Start of Given information

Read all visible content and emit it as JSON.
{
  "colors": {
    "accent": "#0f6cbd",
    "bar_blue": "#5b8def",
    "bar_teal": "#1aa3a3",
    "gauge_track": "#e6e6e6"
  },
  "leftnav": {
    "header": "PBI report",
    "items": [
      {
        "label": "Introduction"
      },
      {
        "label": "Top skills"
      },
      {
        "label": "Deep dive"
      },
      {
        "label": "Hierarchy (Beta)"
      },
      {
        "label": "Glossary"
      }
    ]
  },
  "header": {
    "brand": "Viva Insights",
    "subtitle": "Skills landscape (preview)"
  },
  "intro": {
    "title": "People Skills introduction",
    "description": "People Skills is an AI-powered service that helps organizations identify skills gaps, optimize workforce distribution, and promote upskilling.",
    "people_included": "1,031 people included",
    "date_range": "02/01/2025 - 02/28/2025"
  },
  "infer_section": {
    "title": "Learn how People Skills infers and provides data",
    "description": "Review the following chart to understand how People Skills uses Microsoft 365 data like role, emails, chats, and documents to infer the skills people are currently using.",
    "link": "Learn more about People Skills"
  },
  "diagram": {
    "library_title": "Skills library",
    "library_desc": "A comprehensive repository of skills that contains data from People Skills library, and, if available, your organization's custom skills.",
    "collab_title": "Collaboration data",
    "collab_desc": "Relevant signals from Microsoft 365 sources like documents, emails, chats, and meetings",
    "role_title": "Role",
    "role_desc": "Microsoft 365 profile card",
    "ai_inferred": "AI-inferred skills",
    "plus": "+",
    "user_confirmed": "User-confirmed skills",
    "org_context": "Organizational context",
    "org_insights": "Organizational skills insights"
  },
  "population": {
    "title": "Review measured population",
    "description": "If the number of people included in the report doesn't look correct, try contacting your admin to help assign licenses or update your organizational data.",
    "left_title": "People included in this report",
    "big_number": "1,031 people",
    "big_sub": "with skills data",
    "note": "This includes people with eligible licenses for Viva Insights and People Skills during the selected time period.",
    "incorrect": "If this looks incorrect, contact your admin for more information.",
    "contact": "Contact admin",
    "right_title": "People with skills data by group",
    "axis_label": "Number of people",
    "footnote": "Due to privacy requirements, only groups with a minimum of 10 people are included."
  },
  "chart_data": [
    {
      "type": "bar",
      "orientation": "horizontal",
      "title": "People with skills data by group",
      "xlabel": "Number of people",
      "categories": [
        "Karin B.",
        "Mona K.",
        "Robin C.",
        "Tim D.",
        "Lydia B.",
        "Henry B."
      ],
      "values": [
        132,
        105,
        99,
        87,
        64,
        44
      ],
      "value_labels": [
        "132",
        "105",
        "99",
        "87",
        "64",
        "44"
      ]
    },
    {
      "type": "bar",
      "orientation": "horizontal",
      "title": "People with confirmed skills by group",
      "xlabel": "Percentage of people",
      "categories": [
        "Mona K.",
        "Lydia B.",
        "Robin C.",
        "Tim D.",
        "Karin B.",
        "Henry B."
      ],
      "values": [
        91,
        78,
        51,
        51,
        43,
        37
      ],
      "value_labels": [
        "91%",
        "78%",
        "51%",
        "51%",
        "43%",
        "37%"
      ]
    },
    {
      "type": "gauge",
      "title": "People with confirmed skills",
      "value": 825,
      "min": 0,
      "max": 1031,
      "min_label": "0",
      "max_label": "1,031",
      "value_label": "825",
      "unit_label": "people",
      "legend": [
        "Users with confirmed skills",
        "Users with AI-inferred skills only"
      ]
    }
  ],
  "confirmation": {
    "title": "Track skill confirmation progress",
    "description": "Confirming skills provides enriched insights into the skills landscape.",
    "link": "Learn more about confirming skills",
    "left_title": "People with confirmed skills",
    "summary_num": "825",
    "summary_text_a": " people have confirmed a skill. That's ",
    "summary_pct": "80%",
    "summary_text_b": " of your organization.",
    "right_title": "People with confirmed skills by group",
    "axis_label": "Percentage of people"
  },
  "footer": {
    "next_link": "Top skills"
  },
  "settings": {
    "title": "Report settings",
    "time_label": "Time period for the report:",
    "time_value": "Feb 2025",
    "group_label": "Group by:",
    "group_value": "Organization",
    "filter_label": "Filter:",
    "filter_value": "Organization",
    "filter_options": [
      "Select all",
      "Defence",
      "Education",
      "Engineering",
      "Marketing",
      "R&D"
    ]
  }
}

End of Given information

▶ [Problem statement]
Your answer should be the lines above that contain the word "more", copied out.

▶ [Exercise solution]
    "link": "Learn more about People Skills"
    "incorrect": "If this looks incorrect, contact your admin for more information.",
    "link": "Learn more about confirming skills",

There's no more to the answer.